If you have miscarried, you are not alone. Having a miscarriage can be distressing and it’s natural to worry about it happening again. Be kind to yourself. It’s understandable if you’re not enjoying trying again and it’s natural to feel some anxiety about how this pregnancy will progress.
If you are struggling with negative feelings, you may need help. Tell your GP and midwife how you feel. They will help you access the support you need.
You can also talk to one of our Tommy’s midwives for free. You can call them on 0800 0147 800, 9am–5pm, Monday–Friday. Or you can email them at [email protected].
Early miscarriage happens to about 1 in 5 (20%) women in their lifetime. But most miscarriages are a one-off and there’s a very good chance that your next pregnancy will be successful.

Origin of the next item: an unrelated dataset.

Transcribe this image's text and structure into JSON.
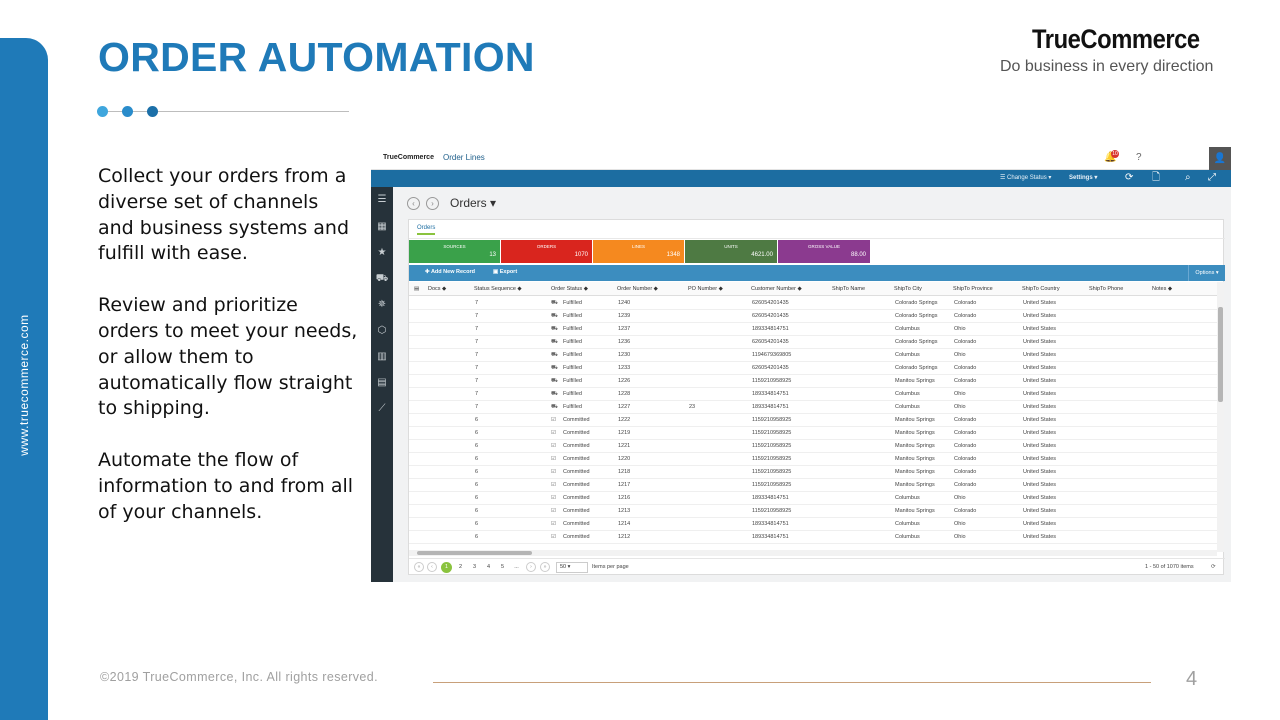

Late miscarriages (a miscarriage that happens after 3 months of pregnancy but before 24 weeks) are less common than early pregnancy. 1–2% pregnancies end in a late miscarriage.
If you have had a late miscarriage, you and your partner should be seen by a specialist health professional. Your doctor should talk to you about your situation and your likelihood of having another miscarriage and successful pregnancy. Most couples who have a late miscarriage are likely to have a successful pregnancy in the future. Find out more about late miscarriages.
Recurrent miscarriage is very rare, affecting 1% of couples trying to have a baby. If you have had a recurrent miscarriage, you and your partner should be seen by a specialist health professional. Your doctor should talk to you about your situation and your likelihood of having another miscarriage and successful pregnancy.
Most couples who have recurrent miscarriages are likely to have a successful pregnancy in the future. Find out more about recurrent miscarriage.
“No one can tell you if you are going to have a successful pregnancy or not. You can only trust your gut and if something doesn't feel right, go and get checked out. That way, you know you did what was right for your baby.”
Having a molar pregnancy doesn't affect your chances of getting pregnant again. The risk of having another molar pregnancy increases, but this risk is still small (about 1%).
It's best not to try for a baby until your after-treatment monitoring has finished.
Find out more about molar pregnancy.
If you get pregnant within 2 years of having an ectopic pregnancy, the chances of having another ectopic pregnancy are higher. But the risk is still small (around 10%). Find out more about ectopic pregnancy.
What can I do to reduce the risk of another miscarriage?
Unfortunately, there is nothing you can do that will guarantee that you won’t have a miscarriage. However, we have lots of information about what you can do to stay as healthy as possible before you try for a baby and during pregnancy.
Our midwives can offer you support and information about miscarriage. You can call them for free on 0800 0147 800 (9am–5pm, Monday–Friday) or email them at [email protected].
Find out more about trying again after a miscarriage.